* REQUIRED ACTION
Among the entries below, find every line that has "chevron" and pull it out.

DATA SECTION below:

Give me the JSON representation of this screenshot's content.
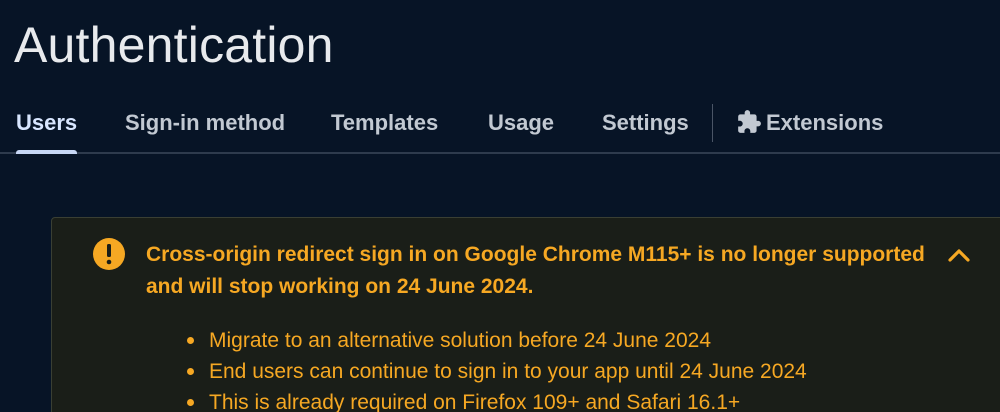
{
  "page": {
    "title": "Authentication"
  },
  "tabs": [
    {
      "label": "Users",
      "active": true
    },
    {
      "label": "Sign-in method",
      "active": false
    },
    {
      "label": "Templates",
      "active": false
    },
    {
      "label": "Usage",
      "active": false
    },
    {
      "label": "Settings",
      "active": false
    },
    {
      "label": "Extensions",
      "active": false,
      "icon": "puzzle-piece-icon"
    }
  ],
  "banner": {
    "severity": "warning",
    "icon": "warning-circle-icon",
    "message": "Cross-origin redirect sign in on Google Chrome M115+ is no longer supported and will stop working on 24 June 2024.",
    "collapse_icon": "chevron-up-icon",
    "bullets": [
      "Migrate to an alternative solution before 24 June 2024",
      "End users can continue to sign in to your app until 24 June 2024",
      "This is already required on Firefox 109+ and Safari 16.1+"
    ]
  },
  "colors": {
    "background": "#071426",
    "warning_text": "#f6a823",
    "banner_background": "#1a1e18",
    "active_tab": "#d8e6ff"
  }
}
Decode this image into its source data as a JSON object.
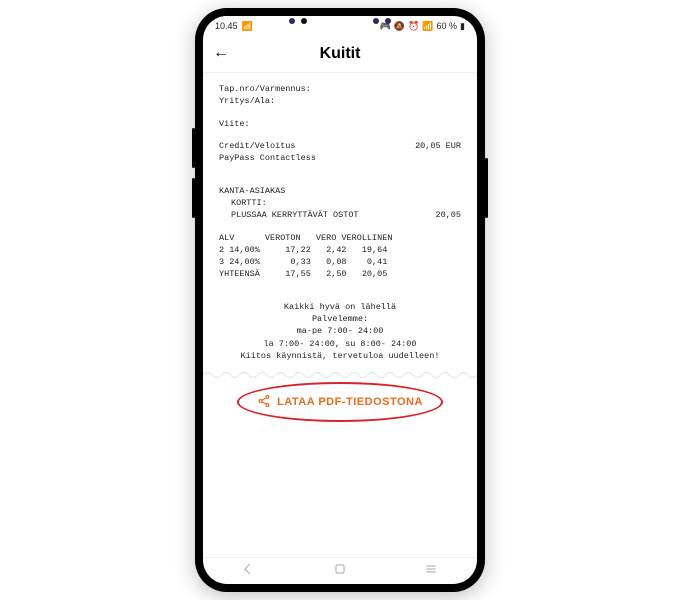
{
  "statusbar": {
    "time": "10.45",
    "battery": "60 %"
  },
  "appbar": {
    "title": "Kuitit"
  },
  "receipt": {
    "tap_label": "Tap.nro/Varmennus:",
    "company_label": "Yritys/Ala:",
    "ref_label": "Viite:",
    "charge_label": "Credit/Veloitus",
    "charge_value": "20,05 EUR",
    "paypass": "PayPass Contactless",
    "loyalty_header": "KANTA-ASIAKAS",
    "card_label": "KORTTI:",
    "plussa_label": "PLUSSAA KERRYTTÄVÄT OSTOT",
    "plussa_value": "20,05",
    "vat": {
      "h1": "ALV",
      "h2": "VEROTON",
      "h3": "VERO",
      "h4": "VEROLLINEN",
      "rows": [
        {
          "c1": "2",
          "c2": "14,00%",
          "c3": "17,22",
          "c4": "2,42",
          "c5": "19,64"
        },
        {
          "c1": "3",
          "c2": "24,00%",
          "c3": "0,33",
          "c4": "0,08",
          "c5": "0,41"
        }
      ],
      "total_label": "YHTEENSÄ",
      "total": {
        "c3": "17,55",
        "c4": "2,50",
        "c5": "20,05"
      }
    },
    "footer": {
      "l1": "Kaikki hyvä on lähellä",
      "l2": "Palvelemme:",
      "l3": "ma-pe 7:00- 24:00",
      "l4": "la 7:00- 24:00, su 8:00- 24:00",
      "l5": "Kiitos käynnistä, tervetuloa uudelleen!"
    }
  },
  "download": {
    "label": "LATAA PDF-TIEDOSTONA"
  }
}
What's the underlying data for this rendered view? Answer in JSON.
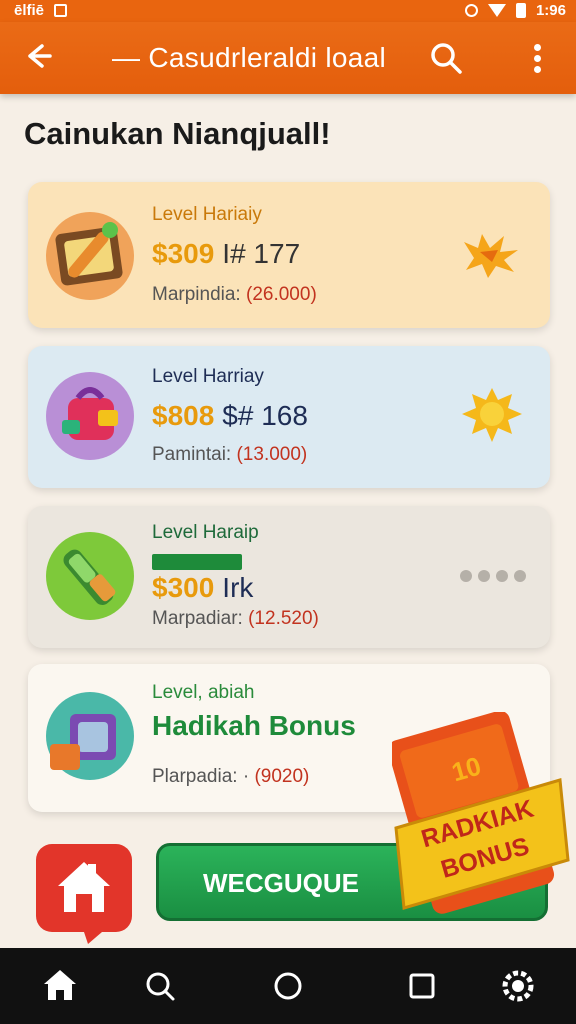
{
  "status": {
    "left_text": "ēlfiē",
    "time": "1:96"
  },
  "appbar": {
    "title": "— Casudrleraldi loaal",
    "back_icon": "arrow-left-icon",
    "search_icon": "search-icon",
    "more_icon": "more-vert-icon"
  },
  "page": {
    "heading": "Cainukan Nianqjuall!"
  },
  "cards": [
    {
      "level": "Level Hariaiy",
      "price": "$309",
      "extra": "I# 177",
      "sub_label": "Marpindia:",
      "sub_value": "(26.000)",
      "bg": "#fbe3b8",
      "level_color": "#c9790a",
      "right_icon": "sparkle-burst-icon"
    },
    {
      "level": "Level Harriay",
      "price": "$808",
      "extra": "$# 168",
      "sub_label": "Pamintai:",
      "sub_value": "(13.000)",
      "bg": "#dceaf2",
      "level_color": "#1e2d55",
      "right_icon": "sun-icon"
    },
    {
      "level": "Level Haraip",
      "price": "$300",
      "extra": "Irk",
      "sub_label": "Marpadiar:",
      "sub_value": "(12.520)",
      "bg": "#ebe6de",
      "level_color": "#1e6a3a",
      "right_icon": "dots-icon",
      "has_badge": true
    },
    {
      "level": "Level, abiah",
      "title": "Hadikah Bonus",
      "sub_label": "Plarpadia:  ·",
      "sub_value": "(9020)",
      "bg": "#fbf7f0",
      "level_color": "#2a8b3b"
    }
  ],
  "cta": {
    "label": "WECGUQUE"
  },
  "bonus_tag": {
    "line1": "RADKIAK",
    "line2": "BONUS",
    "corner": "10"
  },
  "home_badge": {
    "icon": "home-icon"
  },
  "nav": {
    "icons": [
      "home-icon",
      "search-icon",
      "circle-icon",
      "square-icon",
      "settings-icon"
    ]
  },
  "colors": {
    "primary": "#e9650f",
    "green": "#1e9a4a",
    "gold": "#f3c21a"
  }
}
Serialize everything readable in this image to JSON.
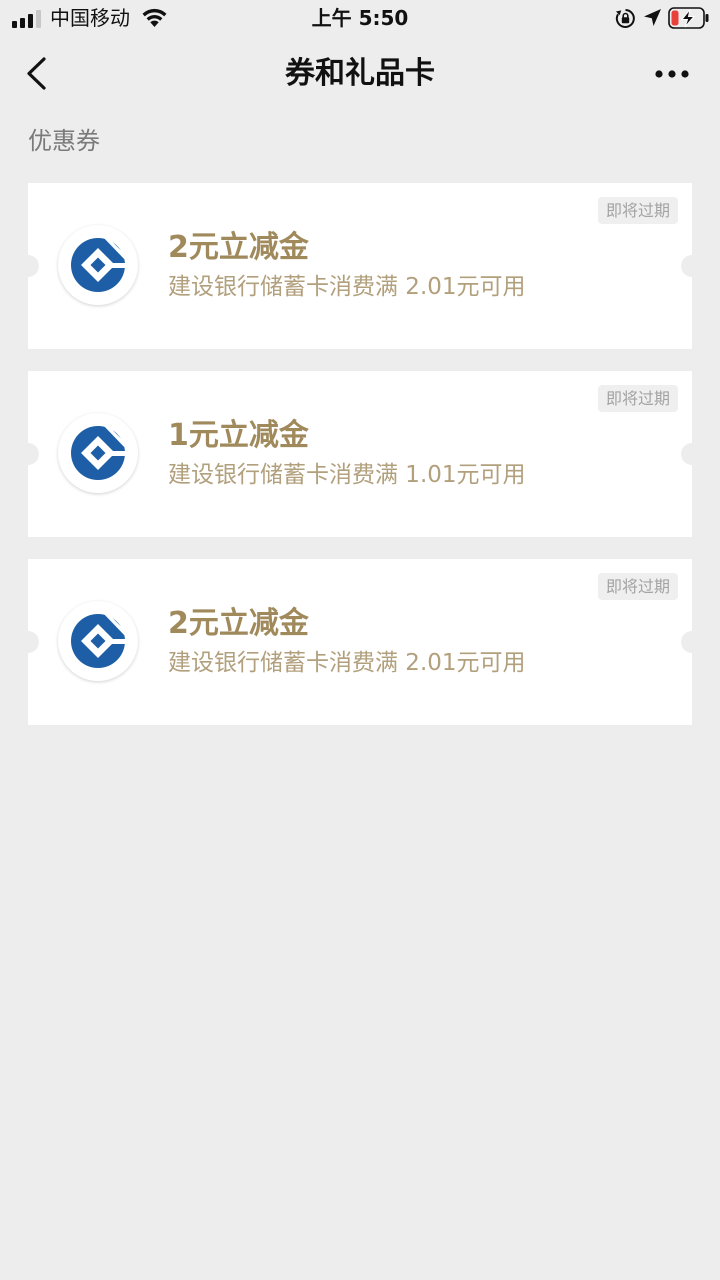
{
  "status_bar": {
    "carrier": "中国移动",
    "time": "上午 5:50",
    "icons": [
      "signal-icon",
      "wifi-icon",
      "rotation-lock-icon",
      "location-icon",
      "battery-charging-icon"
    ]
  },
  "nav": {
    "title": "券和礼品卡",
    "back_icon": "chevron-left-icon",
    "more_icon": "more-dots-icon"
  },
  "section": {
    "title": "优惠券"
  },
  "coupons": [
    {
      "title": "2元立减金",
      "description": "建设银行储蓄卡消费满 2.01元可用",
      "badge": "即将过期",
      "logo_icon": "ccb-bank-logo-icon"
    },
    {
      "title": "1元立减金",
      "description": "建设银行储蓄卡消费满 1.01元可用",
      "badge": "即将过期",
      "logo_icon": "ccb-bank-logo-icon"
    },
    {
      "title": "2元立减金",
      "description": "建设银行储蓄卡消费满 2.01元可用",
      "badge": "即将过期",
      "logo_icon": "ccb-bank-logo-icon"
    }
  ],
  "colors": {
    "background": "#ededed",
    "card": "#ffffff",
    "coupon_title": "#a08a5c",
    "coupon_desc": "#b2a07d",
    "badge_text": "#a3a3a3",
    "bank_blue": "#1d5ea7",
    "battery_low": "#e8403a"
  }
}
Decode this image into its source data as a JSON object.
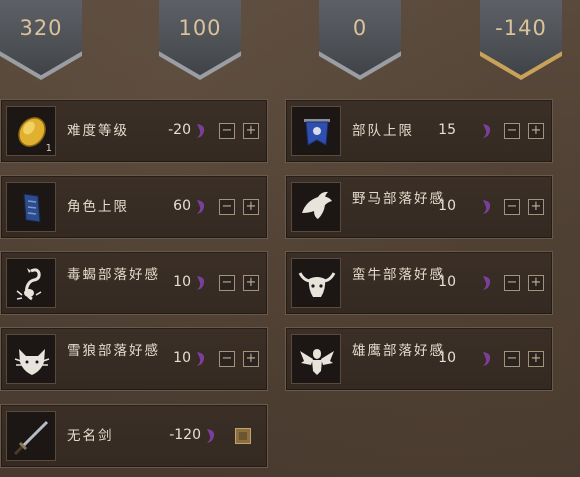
{
  "banners": [
    {
      "value": "320",
      "style": "silver"
    },
    {
      "value": "100",
      "style": "silver"
    },
    {
      "value": "0",
      "style": "silver"
    },
    {
      "value": "-140",
      "style": "gold"
    }
  ],
  "cards": [
    {
      "id": "difficulty",
      "label": "难度等级",
      "cost": "-20",
      "icon": "gold-oval-icon",
      "badge": "1",
      "controls": "stepper"
    },
    {
      "id": "troop-cap",
      "label": "部队上限",
      "cost": "15",
      "icon": "blue-banner-icon",
      "controls": "stepper"
    },
    {
      "id": "role-cap",
      "label": "角色上限",
      "cost": "60",
      "icon": "blue-book-icon",
      "controls": "stepper"
    },
    {
      "id": "wild-horse",
      "label": "野马部落好感",
      "cost": "10",
      "icon": "horse-head-icon",
      "controls": "stepper"
    },
    {
      "id": "scorpion",
      "label": "毒蝎部落好感",
      "cost": "10",
      "icon": "scorpion-icon",
      "controls": "stepper"
    },
    {
      "id": "bull",
      "label": "蛮牛部落好感",
      "cost": "10",
      "icon": "bull-head-icon",
      "controls": "stepper"
    },
    {
      "id": "snow-wolf",
      "label": "雪狼部落好感",
      "cost": "10",
      "icon": "wolf-head-icon",
      "controls": "stepper"
    },
    {
      "id": "eagle",
      "label": "雄鹰部落好感",
      "cost": "10",
      "icon": "eagle-icon",
      "controls": "stepper"
    },
    {
      "id": "nameless-sword",
      "label": "无名剑",
      "cost": "-120",
      "icon": "sword-icon",
      "controls": "checkbox"
    }
  ],
  "buttons": {
    "minus": "−",
    "plus": "+"
  },
  "colors": {
    "accent_gold": "#c9a25a",
    "panel": "#362b23",
    "currency_purple": "#7a3f9a"
  }
}
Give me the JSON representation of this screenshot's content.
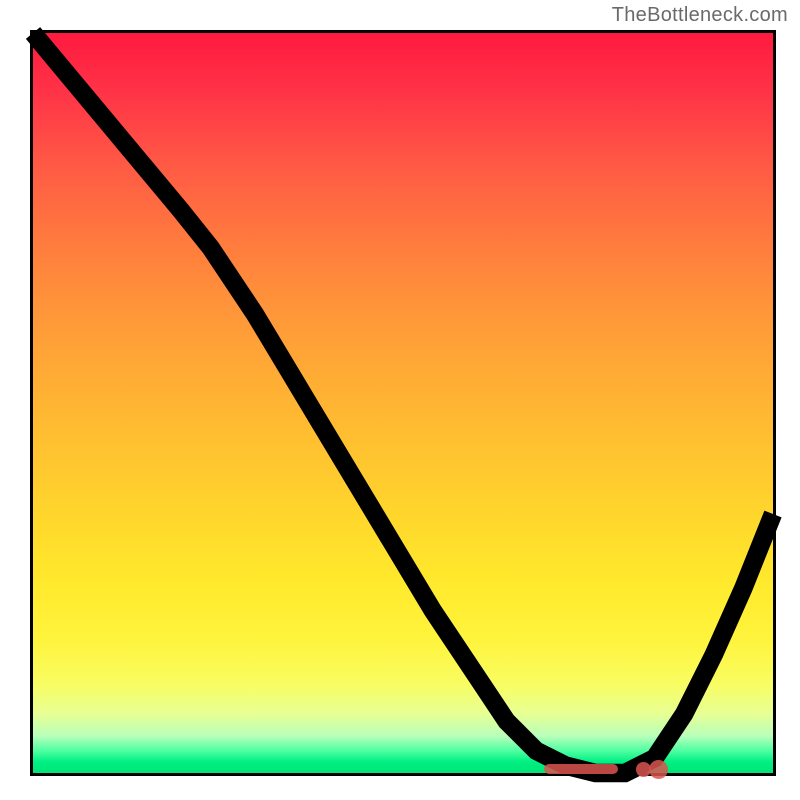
{
  "watermark": "TheBottleneck.com",
  "chart_data": {
    "type": "line",
    "title": "",
    "xlabel": "",
    "ylabel": "",
    "xlim": [
      0,
      100
    ],
    "ylim": [
      0,
      100
    ],
    "x": [
      0,
      5,
      10,
      15,
      20,
      24,
      30,
      36,
      42,
      48,
      54,
      60,
      64,
      68,
      72,
      76,
      80,
      84,
      88,
      92,
      96,
      100
    ],
    "values": [
      100,
      94,
      88,
      82,
      76,
      71,
      62,
      52,
      42,
      32,
      22,
      13,
      7,
      3,
      1,
      0,
      0,
      2,
      8,
      16,
      25,
      35
    ],
    "gradient_stops": [
      {
        "pos": 0,
        "color": "#ff1a3f"
      },
      {
        "pos": 50,
        "color": "#ffb030"
      },
      {
        "pos": 85,
        "color": "#fff73a"
      },
      {
        "pos": 100,
        "color": "#00e476"
      }
    ],
    "valley_markers": {
      "bar": {
        "x0": 69,
        "x1": 79,
        "y": 0.5
      },
      "dots": [
        {
          "x": 82.5,
          "y": 0.5,
          "r": 1.0
        },
        {
          "x": 84.5,
          "y": 0.5,
          "r": 1.3
        }
      ],
      "color": "#d9534f"
    }
  }
}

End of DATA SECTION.

* EXPECTED ANSWER
    "collapse_icon": "chevron-up-icon",
    "back_icon": "chevron-left-icon",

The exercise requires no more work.